The Brentwood College senior drama class presents The Servant of Two Masters in the school’s Killy Theatre from April 20-23 starting at 7:30 p.m. nightly.
This play, directed by drama teacher Susan Quinton, is a classical commedia dell’arte farce with lots of action and jokes, ensuring fun for the whole family.
The play was originally written by Carlo Goldoni in 1746 and was revised a few years later into the version known today.
It includes many of the stock characters as well as the plot machinations popular at that time: a woman disguised as a man, a love triangle, and, of course, a clever and greedy servant.
Choosing this play was easy for Quinton.
“The commedia dell’arte was always my first love when I went to the University of Winnipeg. Professor Reg Skene had a troupe of players there. I’ve been wanting to do one of these plays for years. And a Harlequin — the genre’s classic clown — walked into my classroom this fall. He is a born clown. Wait till you see this kid! I’ve never worked with such a natural comic. In directing him, I just have to suggest something and he goes with it, and takes it to a new level of clowning.”

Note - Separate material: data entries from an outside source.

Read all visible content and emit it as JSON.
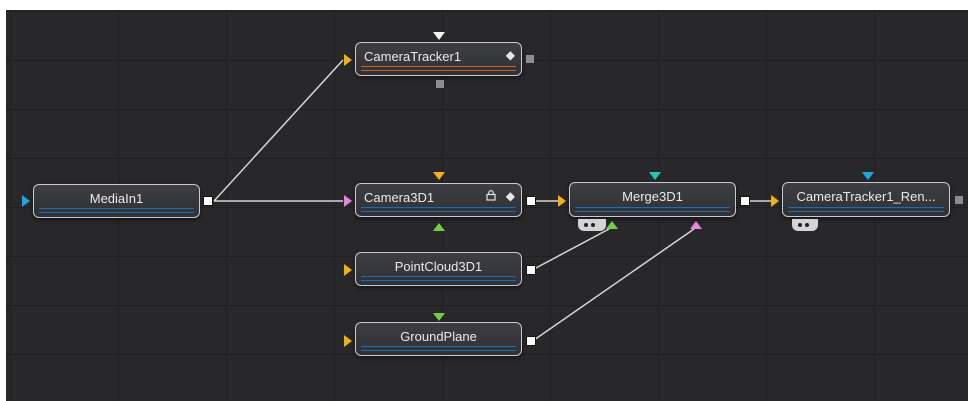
{
  "nodes": {
    "mediain1": {
      "label": "MediaIn1"
    },
    "cameratracker1": {
      "label": "CameraTracker1",
      "icon": "keyframe-diamond-icon"
    },
    "camera3d1": {
      "label": "Camera3D1",
      "icons": [
        "lock-icon",
        "keyframe-diamond-icon"
      ]
    },
    "merge3d1": {
      "label": "Merge3D1"
    },
    "cameratracker1_renderer": {
      "label": "CameraTracker1_Ren..."
    },
    "pointcloud3d1": {
      "label": "PointCloud3D1"
    },
    "groundplane": {
      "label": "GroundPlane"
    }
  },
  "colors": {
    "canvas": "#28282b",
    "node_border": "#c9cace",
    "input_orange": "#f2b10f",
    "input_blue": "#1aa7e8",
    "input_pink": "#e982e0",
    "input_green": "#6fd13c",
    "input_cyan": "#1fc6b9",
    "input_white": "#f2f2f2",
    "bar_blue": "#1b6fb0",
    "bar_orange": "#c45f1e",
    "wire": "#d6d6d6"
  }
}
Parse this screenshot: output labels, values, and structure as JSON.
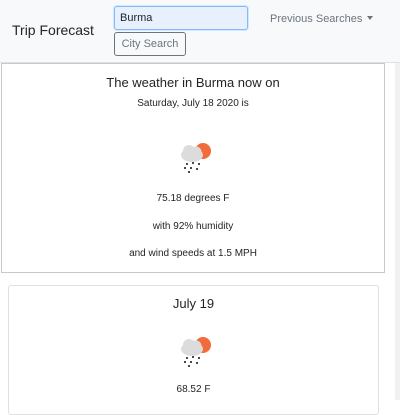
{
  "navbar": {
    "brand": "Trip Forecast",
    "search": {
      "value": "Burma",
      "placeholder": ""
    },
    "search_button": "City Search",
    "previous_searches": "Previous Searches"
  },
  "current": {
    "heading": "The weather in Burma now on",
    "date_line": "Saturday, July 18 2020 is",
    "icon": "rain-cloud-sun-icon",
    "temperature": "75.18 degrees F",
    "humidity": "with 92% humidity",
    "wind": "and wind speeds at 1.5 MPH"
  },
  "forecast": [
    {
      "day": "July 19",
      "icon": "rain-cloud-sun-icon",
      "temperature": "68.52 F"
    }
  ],
  "colors": {
    "sun": "#f26b3a",
    "cloud": "#dcdcdc",
    "rain": "#4a4a4a",
    "navbar_bg": "#f8f9fa",
    "input_bg": "#e8f0fe",
    "input_border": "#80bdff"
  }
}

Sight gags and pratfalls are also part of the mix. This is in-your-face comedy. No super-sophisticated talking heads here.
“Oh yes, it’s perfect for adolescent actors. They get it,” Quinton said, adding that theatregoers are going to enjoy the liveliness of it all, too.

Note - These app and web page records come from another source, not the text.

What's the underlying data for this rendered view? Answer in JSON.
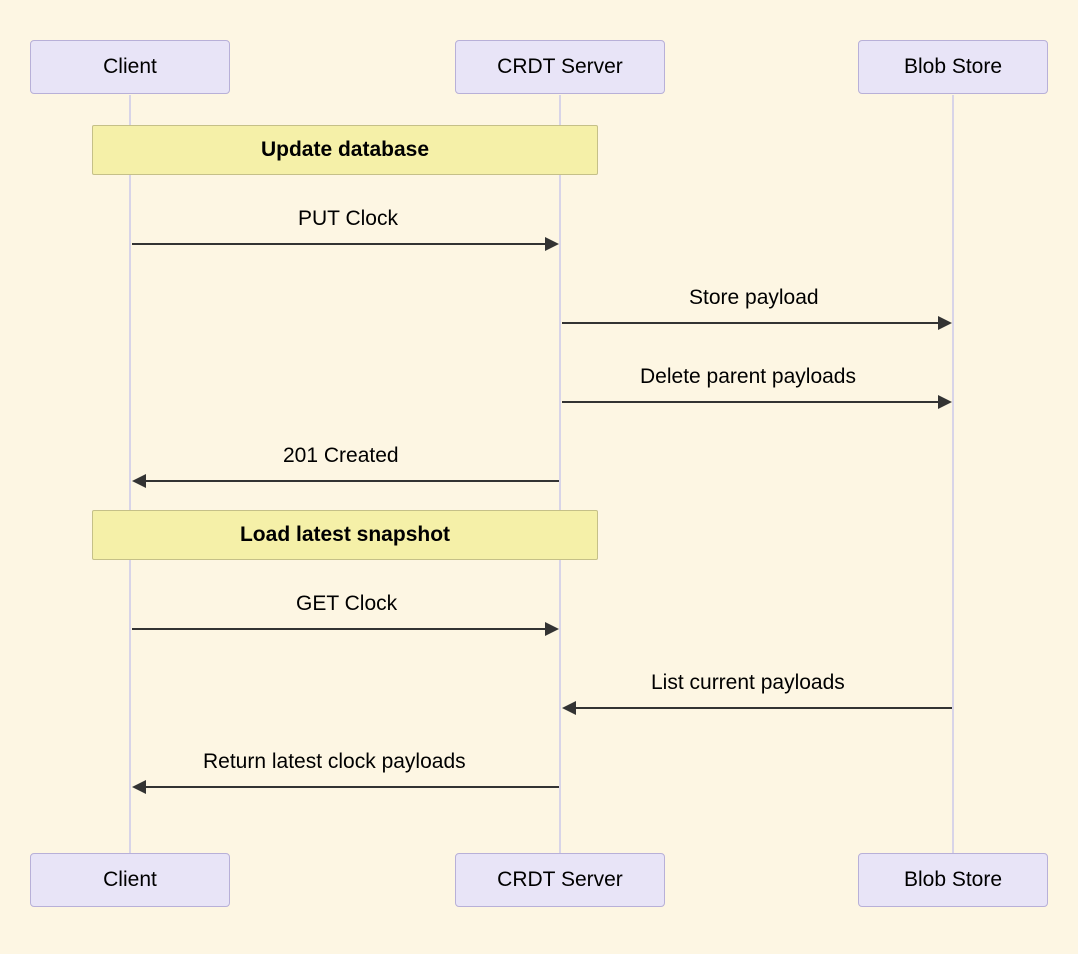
{
  "participants": {
    "client": "Client",
    "server": "CRDT Server",
    "blob": "Blob Store"
  },
  "notes": {
    "update": "Update database",
    "load": "Load latest snapshot"
  },
  "messages": {
    "put_clock": "PUT Clock",
    "store_payload": "Store payload",
    "delete_parent": "Delete parent payloads",
    "created": "201 Created",
    "get_clock": "GET Clock",
    "list_current": "List current payloads",
    "return_latest": "Return latest clock payloads"
  }
}
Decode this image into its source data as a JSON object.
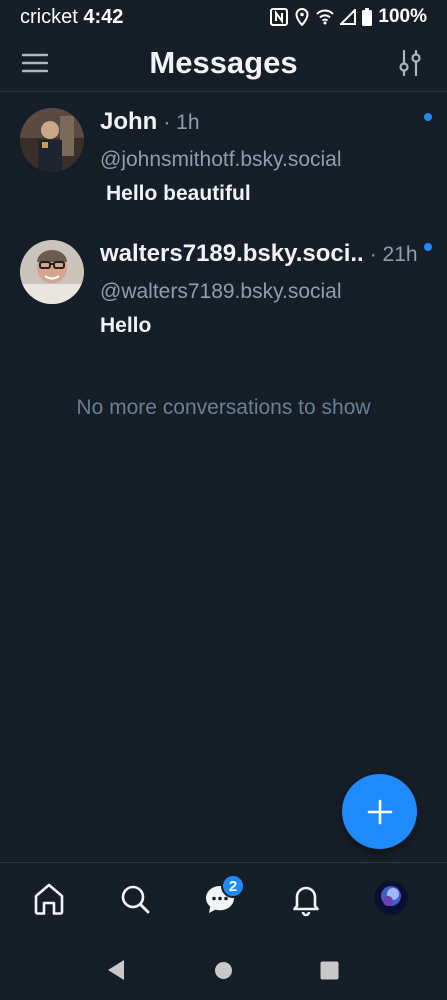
{
  "status_bar": {
    "carrier": "cricket",
    "time": "4:42",
    "battery": "100%"
  },
  "header": {
    "title": "Messages"
  },
  "conversations": [
    {
      "name": "John",
      "time": "· 1h",
      "handle": "@johnsmithotf.bsky.social",
      "last_message": "Hello beautiful",
      "unread": true
    },
    {
      "name": "walters7189.bsky.soci..",
      "time": "· 21h",
      "handle": "@walters7189.bsky.social",
      "last_message": "Hello",
      "unread": true
    }
  ],
  "empty_note": "No more conversations to show",
  "bottom_nav": {
    "items": [
      "home-icon",
      "search-icon",
      "chat-icon",
      "bell-icon",
      "profile-avatar"
    ],
    "chat_badge": "2"
  },
  "colors": {
    "background": "#161e27",
    "accent": "#208bfe",
    "muted_text": "#8d9eb1",
    "divider": "#2a3644"
  }
}
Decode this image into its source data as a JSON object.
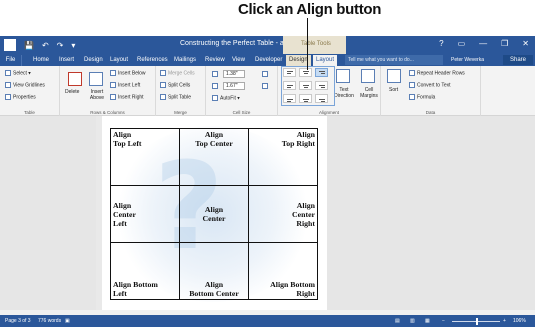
{
  "callout": {
    "text": "Click an Align button"
  },
  "titlebar": {
    "title": "Constructing the Perfect Table - a4 - Word",
    "context_group": "Table Tools",
    "controls": [
      "?",
      "▭",
      "—",
      "❐",
      "✕"
    ]
  },
  "tabs": {
    "file": "File",
    "items": [
      "Home",
      "Insert",
      "Design",
      "Layout",
      "References",
      "Mailings",
      "Review",
      "View",
      "Developer"
    ],
    "ctx_design": "Design",
    "ctx_layout": "Layout",
    "tellme": "Tell me what you want to do...",
    "user": "Peter Weverka",
    "share": "Share"
  },
  "ribbon": {
    "table": {
      "select": "Select ▾",
      "gridlines": "View Gridlines",
      "properties": "Properties",
      "label": "Table"
    },
    "rowscols": {
      "delete": "Delete",
      "insert_above": "Insert Above",
      "below": "Insert Below",
      "left": "Insert Left",
      "right": "Insert Right",
      "label": "Rows & Columns"
    },
    "merge": {
      "merge": "Merge Cells",
      "split": "Split Cells",
      "split_table": "Split Table",
      "label": "Merge"
    },
    "cellsize": {
      "height": "1.38\"",
      "width": "1.67\"",
      "autofit": "AutoFit ▾",
      "label": "Cell Size"
    },
    "alignment": {
      "direction": "Text Direction",
      "margins": "Cell Margins",
      "label": "Alignment"
    },
    "data": {
      "sort": "Sort",
      "repeat": "Repeat Header Rows",
      "convert": "Convert to Text",
      "formula": "Formula",
      "label": "Data"
    }
  },
  "table": {
    "rows": [
      [
        "Align\nTop Left",
        "Align\nTop Center",
        "Align\nTop Right"
      ],
      [
        "Align\nCenter\nLeft",
        "Align\nCenter",
        "Align\nCenter\nRight"
      ],
      [
        "Align Bottom\nLeft",
        "Align\nBottom Center",
        "Align Bottom\nRight"
      ]
    ]
  },
  "status": {
    "page": "Page 3 of 3",
    "words": "776 words",
    "zoom": "106%"
  }
}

“And there’s always room for improvisation, which is exciting for an audience. When something happens, I’ve given the actors leave, as they did in the original commedia dell’ arte, to go ahead. It’s funny, though. Goldoni himself was actually sick of the commedia dell’arte actors of the 16th century. So when the 17th century came along, he started scripting plays. This is one of the first scripted commedia scenarios, outside of Shakespeare, of course. But, on the other hand, he makes Truffaldino — our Harlequin character — juggle food. The comic stage business is completely left up to the actor, which is great fun for the audience, who can see it created afresh every night. We have to choreograph the pratfalls and the slapstick, of course, and it is actually slapstick. He gets bonked over the head! There’s also sword play and disguises. It’s all stuff that came from what they did in theatre on the streets of Italy. The scene where he tries to serve two banquets at once is really like that. It’s literally a running gag because he’s running with meatballs and fricandeau and duck and desserts all going this and that way. The kids have had fun with it,” she said.
Michael Green, who is playing Truffaldino, is delighted with the opportunity. It’s not his first time onstage at Brentwood. He’s performed in The Addams Family this year and in The Boy Friend in 2015.

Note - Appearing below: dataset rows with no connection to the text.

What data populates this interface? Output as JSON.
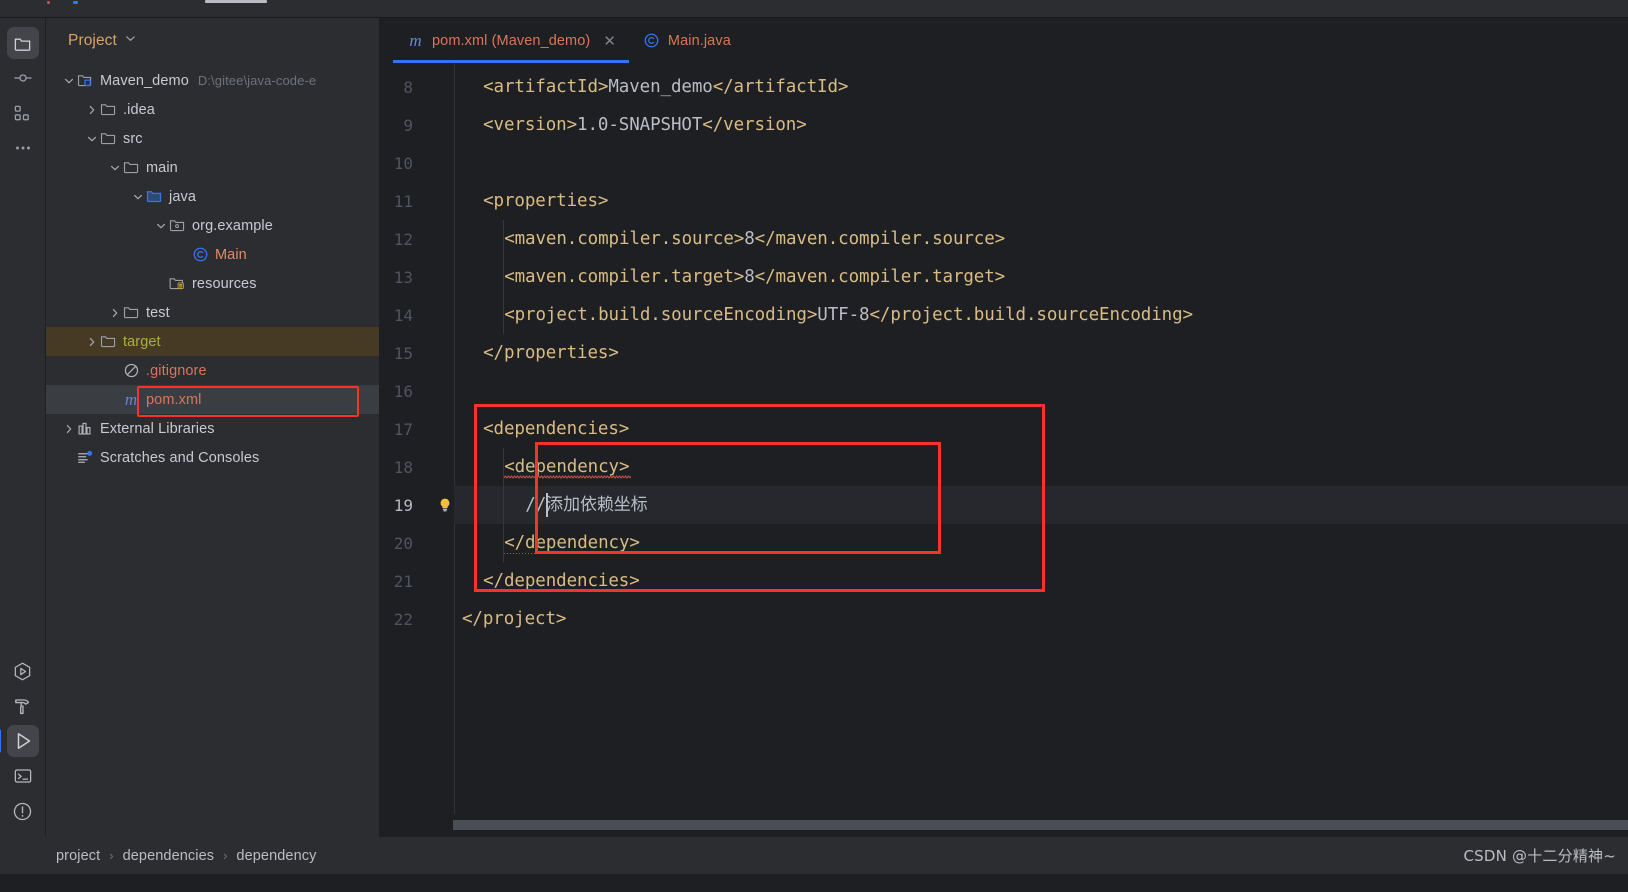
{
  "window": {
    "title_sliver": ""
  },
  "rail": {
    "top_items": [
      {
        "name": "project",
        "icon": "folder-icon",
        "selected": true
      },
      {
        "name": "commit",
        "icon": "commit-icon",
        "selected": false
      },
      {
        "name": "structure",
        "icon": "structure-icon",
        "selected": false
      },
      {
        "name": "more",
        "icon": "more-dots-icon",
        "selected": false
      }
    ],
    "bottom_items": [
      {
        "name": "run-with-coverage",
        "icon": "coverage-icon",
        "selected": false
      },
      {
        "name": "build",
        "icon": "hammer-icon",
        "selected": false
      },
      {
        "name": "run",
        "icon": "play-icon",
        "selected": true
      },
      {
        "name": "terminal",
        "icon": "terminal-icon",
        "selected": false
      },
      {
        "name": "problems",
        "icon": "warning-icon",
        "selected": false
      }
    ]
  },
  "project_panel": {
    "title": "Project",
    "dropdown_icon": "chevron-down-icon",
    "tree": [
      {
        "label": "Maven_demo",
        "sub": "D:\\gitee\\java-code-e",
        "icon": "module-folder-icon",
        "arrow": "expanded",
        "indent": 0,
        "style": "normal"
      },
      {
        "label": ".idea",
        "sub": "",
        "icon": "folder-icon",
        "arrow": "collapsed",
        "indent": 1,
        "style": "normal"
      },
      {
        "label": "src",
        "sub": "",
        "icon": "folder-icon",
        "arrow": "expanded",
        "indent": 1,
        "style": "normal"
      },
      {
        "label": "main",
        "sub": "",
        "icon": "folder-icon",
        "arrow": "expanded",
        "indent": 2,
        "style": "normal"
      },
      {
        "label": "java",
        "sub": "",
        "icon": "source-folder-icon",
        "arrow": "expanded",
        "indent": 3,
        "style": "normal"
      },
      {
        "label": "org.example",
        "sub": "",
        "icon": "package-icon",
        "arrow": "expanded",
        "indent": 4,
        "style": "normal"
      },
      {
        "label": "Main",
        "sub": "",
        "icon": "java-class-icon",
        "arrow": "none",
        "indent": 5,
        "style": "orange"
      },
      {
        "label": "resources",
        "sub": "",
        "icon": "resources-folder-icon",
        "arrow": "none",
        "indent": 4,
        "style": "normal"
      },
      {
        "label": "test",
        "sub": "",
        "icon": "folder-icon",
        "arrow": "collapsed",
        "indent": 2,
        "style": "normal"
      },
      {
        "label": "target",
        "sub": "",
        "icon": "folder-icon",
        "arrow": "collapsed",
        "indent": 1,
        "style": "olive",
        "row": "excluded-highlight"
      },
      {
        "label": ".gitignore",
        "sub": "",
        "icon": "gitignore-icon",
        "arrow": "none",
        "indent": 2,
        "style": "salmon"
      },
      {
        "label": "pom.xml",
        "sub": "",
        "icon": "maven-icon",
        "arrow": "none",
        "indent": 2,
        "style": "salmon",
        "row": "selected",
        "annotated": true
      },
      {
        "label": "External Libraries",
        "sub": "",
        "icon": "libraries-icon",
        "arrow": "collapsed",
        "indent": 0,
        "style": "normal"
      },
      {
        "label": "Scratches and Consoles",
        "sub": "",
        "icon": "scratches-icon",
        "arrow": "none",
        "indent": 0,
        "style": "normal"
      }
    ]
  },
  "tabs": [
    {
      "label": "pom.xml (Maven_demo)",
      "icon": "maven-icon",
      "active": true,
      "closable": true,
      "close_icon": "close-icon"
    },
    {
      "label": "Main.java",
      "icon": "java-class-icon",
      "active": false,
      "closable": false,
      "close_icon": ""
    }
  ],
  "editor": {
    "active_line": 19,
    "inspection_icon": "lightbulb-icon",
    "lines": [
      {
        "n": 8,
        "indent": 2,
        "html": "<span class=\"tag\">&lt;artifactId&gt;</span><span class=\"val\">Maven_demo</span><span class=\"tag\">&lt;/artifactId&gt;</span>"
      },
      {
        "n": 9,
        "indent": 2,
        "html": "<span class=\"tag\">&lt;version&gt;</span><span class=\"val\">1.0-SNAPSHOT</span><span class=\"tag\">&lt;/version&gt;</span>"
      },
      {
        "n": 10,
        "indent": 0,
        "html": ""
      },
      {
        "n": 11,
        "indent": 2,
        "html": "<span class=\"tag\">&lt;properties&gt;</span>"
      },
      {
        "n": 12,
        "indent": 4,
        "html": "<span class=\"tag\">&lt;maven.compiler.source&gt;</span><span class=\"val\">8</span><span class=\"tag\">&lt;/maven.compiler.source&gt;</span>"
      },
      {
        "n": 13,
        "indent": 4,
        "html": "<span class=\"tag\">&lt;maven.compiler.target&gt;</span><span class=\"val\">8</span><span class=\"tag\">&lt;/maven.compiler.target&gt;</span>"
      },
      {
        "n": 14,
        "indent": 4,
        "html": "<span class=\"tag\">&lt;project.build.sourceEncoding&gt;</span><span class=\"val\">UTF-8</span><span class=\"tag\">&lt;/project.build.sourceEncoding&gt;</span>"
      },
      {
        "n": 15,
        "indent": 2,
        "html": "<span class=\"tag\">&lt;/properties&gt;</span>"
      },
      {
        "n": 16,
        "indent": 0,
        "html": ""
      },
      {
        "n": 17,
        "indent": 2,
        "html": "<span class=\"tag\">&lt;dependencies&gt;</span>"
      },
      {
        "n": 18,
        "indent": 4,
        "html": "<span class=\"tag\">&lt;dependency&gt;</span>"
      },
      {
        "n": 19,
        "indent": 6,
        "html": "<span class=\"cmt\">//</span><span class=\"cjk\">添加依赖坐标</span>"
      },
      {
        "n": 20,
        "indent": 4,
        "html": "<span class=\"tag\">&lt;/dependency&gt;</span>"
      },
      {
        "n": 21,
        "indent": 2,
        "html": "<span class=\"tag\">&lt;/dependencies&gt;</span>"
      },
      {
        "n": 22,
        "indent": 0,
        "html": "<span class=\"tag\">&lt;/project&gt;</span>"
      }
    ],
    "plain_text": {
      "8": "<artifactId>Maven_demo</artifactId>",
      "9": "<version>1.0-SNAPSHOT</version>",
      "11": "<properties>",
      "12": "<maven.compiler.source>8</maven.compiler.source>",
      "13": "<maven.compiler.target>8</maven.compiler.target>",
      "14": "<project.build.sourceEncoding>UTF-8</project.build.sourceEncoding>",
      "15": "</properties>",
      "17": "<dependencies>",
      "18": "<dependency>",
      "19": "//添加依赖坐标",
      "20": "</dependency>",
      "21": "</dependencies>",
      "22": "</project>"
    }
  },
  "annotations": {
    "color": "#f4322e",
    "boxes": [
      "pom-xml-tree-item",
      "dependencies-block",
      "dependency-block"
    ]
  },
  "breadcrumb": {
    "items": [
      "project",
      "dependencies",
      "dependency"
    ],
    "separator": "›"
  },
  "watermark": {
    "text": "CSDN @十二分精神~"
  },
  "colors": {
    "accent": "#3574f0",
    "panel_bg": "#2b2d30",
    "editor_bg": "#1e1f22",
    "tag": "#d9bb84",
    "value": "#b9bdc4",
    "file_orange": "#d9755a",
    "excluded_olive": "#a8b13e",
    "annotation_red": "#f4322e"
  }
}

However, this play is something completely different.
“I’ve always been a sucker for comedy and it’s great to go back to the roots of it all.”
The students are enjoying rehearsing, he said.
“Sometimes we just have to stop rehearsal and get the giggles out. We’re just having so much fun.”
This isn’t just words, either, as Green gets to take part in some real physical comedy as well.
But what he loves most is the freedom.
“Miss Quinton has really given me opportunities. You can take this character and run with it, decide who the character is. It’s really refreshing. Being in The Addams Family I had to stick to what people expected, but in this, he’s more than just a stock character.”
Audiences are going to love all the characters in this show, he said.
Green is a Grade 11 student and is hoping to be in more Brentwood shows next year so fans can watch his talent unfold further.
Showtime is 7:30 p.m. nightly. Tickets are $10 per person. You can get them at the door.